Brad and Elizabeth Johnson will receive $500 less on their tax refund than they expected to this year. That’s because they – along with 1.2 million other taxpayers – are on the hook for more than $8.3 billion issued by the U.S. government’s 2008 first-time home buyer tax credit program. The credit was originally a type of interest-free loan, but now it’s up for collection. (The government waived the payback rule for homes purchased in 2009 and 2010, unless the home ceased to be the taxpayer’s main residence within a three-year period.)
Bottom line: Uncle Sam wants his money back.
While an unemployed Brad Johnson says his family won’t be crushed by the repayment – he’s still expecting a tax refund, after all – he does hold some buyer’s remorse. “We wish they [the lawmakers] would have transitioned our tax credit into [another] program,” Johnson said. “We were definitely disappointed. If we had just waited another year we wouldn’t have to pay it back.”
Many may have forgotten that the “tax credit” came with caveats at the time and was an interest-free loan to be repaid in 15 equal annual installments. If an individual bought a home in 2008 and claimed the maximum credit of $7,500, for example, the repayment amount is $500 per year.
Since then, two subsequent tax credits have followed to help boost the weak housing market and further spur home sales. All three versions of the tax credit are expected to result in a revenue loss to the government of about $22 billion, according to the Government Accountability Office. The IRS, meanwhile, has been sending out reminders to those 2008 homebuyers who might have forgotten it’s time to ante up. To repay the credit, individuals need to file a Form 5405 as an additional tax on their returns.
“I don’t have sympathy,” said Steve Ellis, vice-president of Taxpayers for Common Sense, a non-partisan advocacy group. “These are the rules and they were able to benefit. They got something that the homeowner in 2007 didn’t get.”
As the unemployment rate drops and spending increases, Americans still have little room for added expenses with rising gas and food prices and stagnant wage growth. Andreas Carbacho-Burgos, an economist with Moody’s Analytics, expects the payments to possibly dampen household expenditures, but not enough to offset the Social Security payroll tax, which saves Americans an average of about $2,800, according to the non-partisan Tax Policy Center.
Meanwhile, experts continue to debate if the 2008 tax credit lured in more first-time homebuyers than would have otherwise bought a home. Carbacho-Burgos says the market barely registered any change in 2008. “For a tax credit to be effective, it has to create expectations that this is something that is going to be a permanent transfer of income, which is in effect what a tax credit is,” he added. “The 2009 and 2010 credits were effective because they weren’t loans.”
Walter Molony, communications director with the National Association of Realtors, says homes sales would have declined even further without the credits and that they helped “stop the bleeding.”

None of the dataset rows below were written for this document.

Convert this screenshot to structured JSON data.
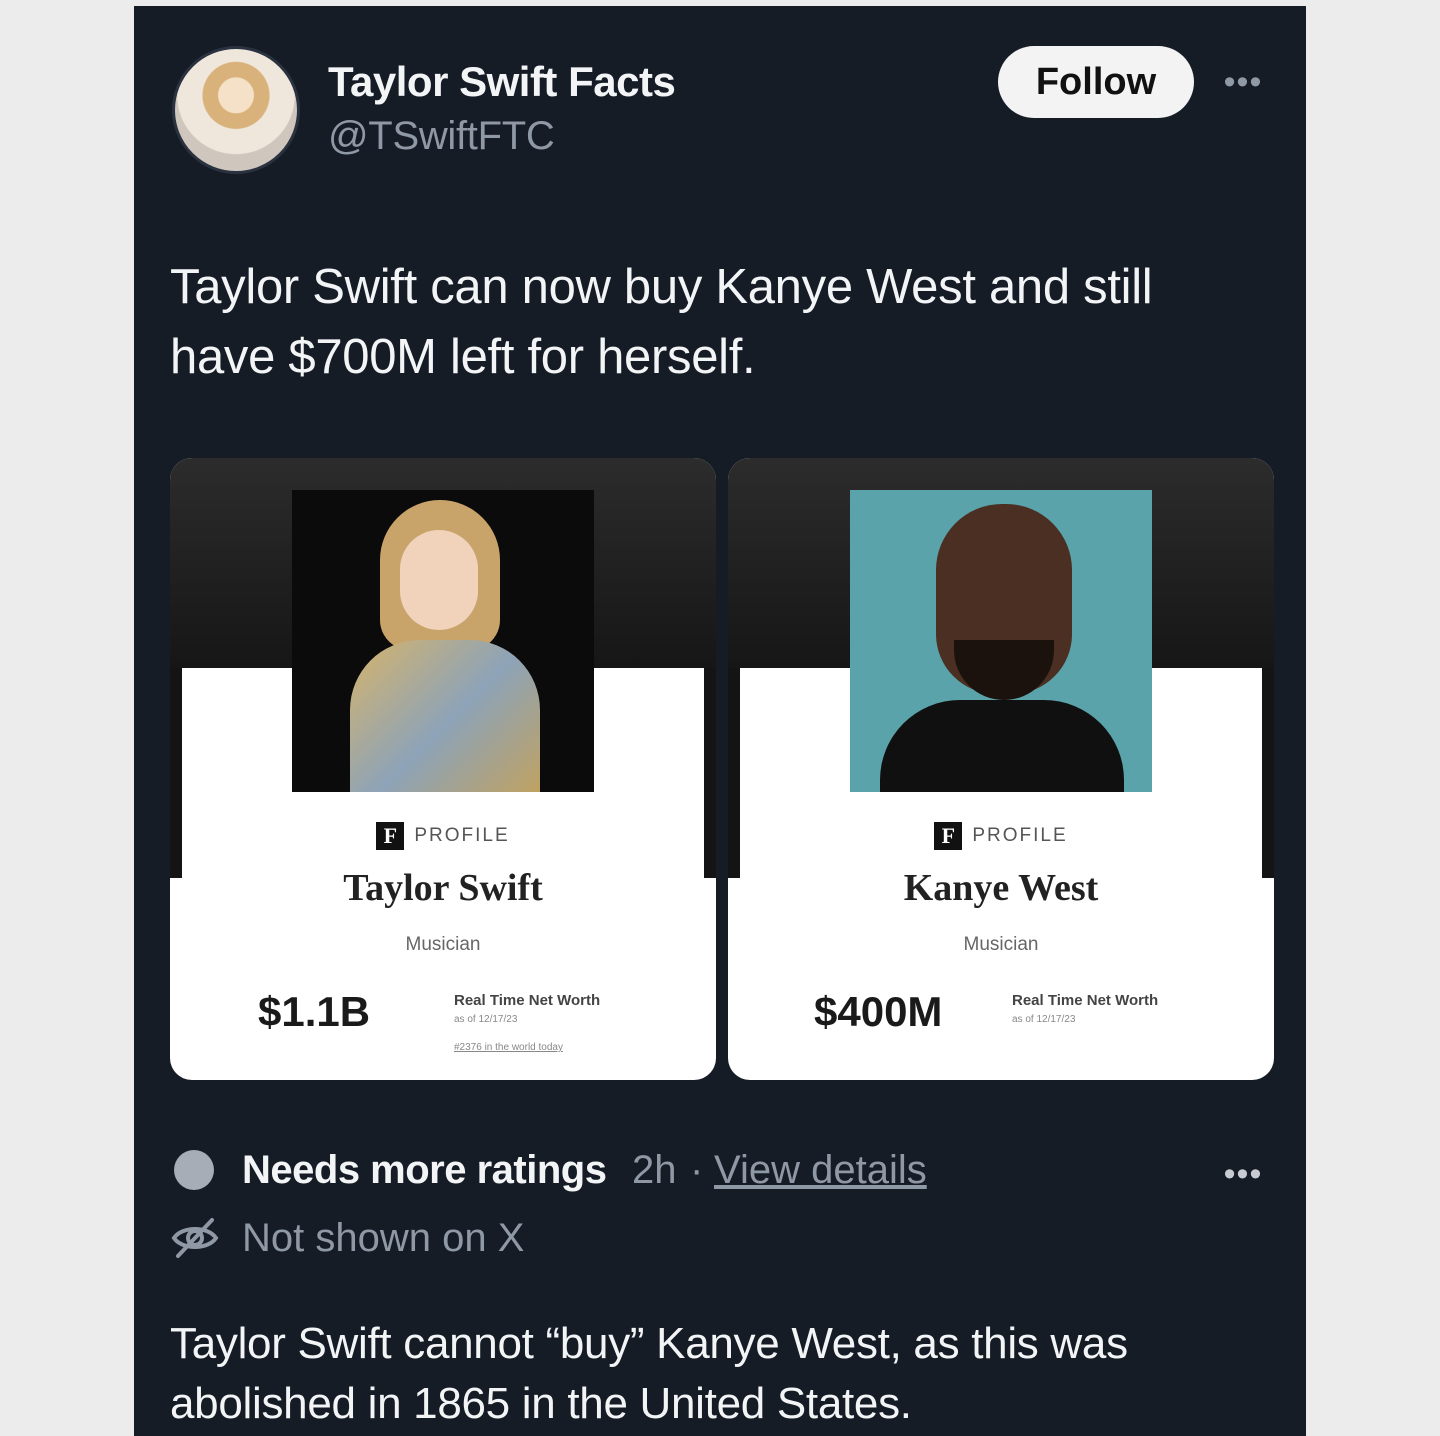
{
  "author": {
    "name": "Taylor Swift Facts",
    "handle": "@TSwiftFTC",
    "follow_label": "Follow",
    "more_icon": "more-horizontal-icon"
  },
  "tweet": {
    "text": "Taylor Swift can now buy Kanye West and still have $700M left for herself."
  },
  "cards": [
    {
      "profile_label": "PROFILE",
      "logo_letter": "F",
      "name": "Taylor Swift",
      "occupation": "Musician",
      "net_worth": "$1.1B",
      "net_worth_label": "Real Time Net Worth",
      "as_of": "as of 12/17/23",
      "rank": "#2376 in the world today"
    },
    {
      "profile_label": "PROFILE",
      "logo_letter": "F",
      "name": "Kanye West",
      "occupation": "Musician",
      "net_worth": "$400M",
      "net_worth_label": "Real Time Net Worth",
      "as_of": "as of 12/17/23"
    }
  ],
  "community_note": {
    "status": "Needs more ratings",
    "time": "2h",
    "separator": "·",
    "link": "View details",
    "visibility": "Not shown on X",
    "text": "Taylor Swift cannot “buy” Kanye West, as this was abolished in 1865 in the United States.",
    "status_color": "#a7adb6"
  },
  "colors": {
    "background": "#161c26",
    "text": "#f2f4f6",
    "muted": "#8f98a5"
  }
}
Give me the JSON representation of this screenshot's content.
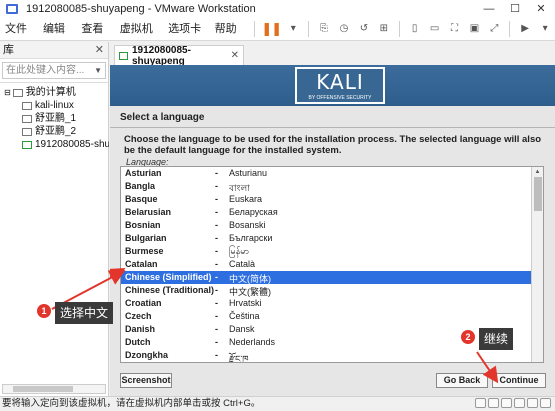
{
  "window": {
    "title": "1912080085-shuyapeng - VMware Workstation",
    "controls": [
      "—",
      "☐",
      "✕"
    ]
  },
  "menu": {
    "items": [
      "文件(F)",
      "编辑(E)",
      "查看(V)",
      "虚拟机(M)",
      "选项卡(T)",
      "帮助(H)"
    ]
  },
  "library": {
    "title": "库",
    "search_placeholder": "在此处键入内容...",
    "tree": [
      {
        "label": "我的计算机",
        "indent": 0
      },
      {
        "label": "kali-linux",
        "indent": 1
      },
      {
        "label": "舒亚鹏_1",
        "indent": 1
      },
      {
        "label": "舒亚鹏_2",
        "indent": 1
      },
      {
        "label": "1912080085-shu",
        "indent": 1,
        "running": true
      }
    ]
  },
  "vm_tab": {
    "label": "1912080085-shuyapeng"
  },
  "banner": {
    "logo_text": "KALI",
    "logo_sub": "BY OFFENSIVE SECURITY"
  },
  "installer": {
    "section_title": "Select a language",
    "description": "Choose the language to be used for the installation process. The selected language will also be the default language for the installed system.",
    "list_label": "Language:",
    "languages": [
      {
        "en": "Asturian",
        "native": "Asturianu"
      },
      {
        "en": "Bangla",
        "native": "বাংলা"
      },
      {
        "en": "Basque",
        "native": "Euskara"
      },
      {
        "en": "Belarusian",
        "native": "Беларуская"
      },
      {
        "en": "Bosnian",
        "native": "Bosanski"
      },
      {
        "en": "Bulgarian",
        "native": "Български"
      },
      {
        "en": "Burmese",
        "native": "မြန်မာ"
      },
      {
        "en": "Catalan",
        "native": "Català"
      },
      {
        "en": "Chinese (Simplified)",
        "native": "中文(简体)",
        "selected": true
      },
      {
        "en": "Chinese (Traditional)",
        "native": "中文(繁體)"
      },
      {
        "en": "Croatian",
        "native": "Hrvatski"
      },
      {
        "en": "Czech",
        "native": "Čeština"
      },
      {
        "en": "Danish",
        "native": "Dansk"
      },
      {
        "en": "Dutch",
        "native": "Nederlands"
      },
      {
        "en": "Dzongkha",
        "native": "རྫོང་ཁ"
      }
    ],
    "dash": "-",
    "screenshot_button": "Screenshot",
    "goback_button": "Go Back",
    "continue_button": "Continue"
  },
  "annotations": [
    {
      "number": "1",
      "text": "选择中文"
    },
    {
      "number": "2",
      "text": "继续"
    }
  ],
  "status": {
    "text": "要将输入定向到该虚拟机，请在虚拟机内部单击或按 Ctrl+G。"
  },
  "colors": {
    "selection": "#2d6ee0",
    "banner": "#2e5e8c",
    "annotation": "#e2352b"
  }
}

Home sales remain low nearly five years removed from the peak of the housing bubble, and new research from Capital Economics shows cash buyers and investors are responsible for 70 percent of the increase in existing home sales since last July. First-time buyers have been responsible for just 6 percent.
Americans purchased fewer new homes in 2010 than in any other year dating back to 1963, according to the Commerce Department. As for the merit of issuing another tax credit in the future, experts say given the climate of deficit slashing, issuing future homebuyer tax credits would be out of the question. “They did their job in stabilizing the market,” Molony said. “We don’t need further tax stimulus. You want to see the market stand on its own two feet.”
Report: First-Time Homebuyers Fade From Market (The Wall Street Journal)
12 Tax Breaks Homeowners Need to Know (Accounting Today)
For Some, It’s Payback Time for Homebuyer Credit (Chicago Tribune)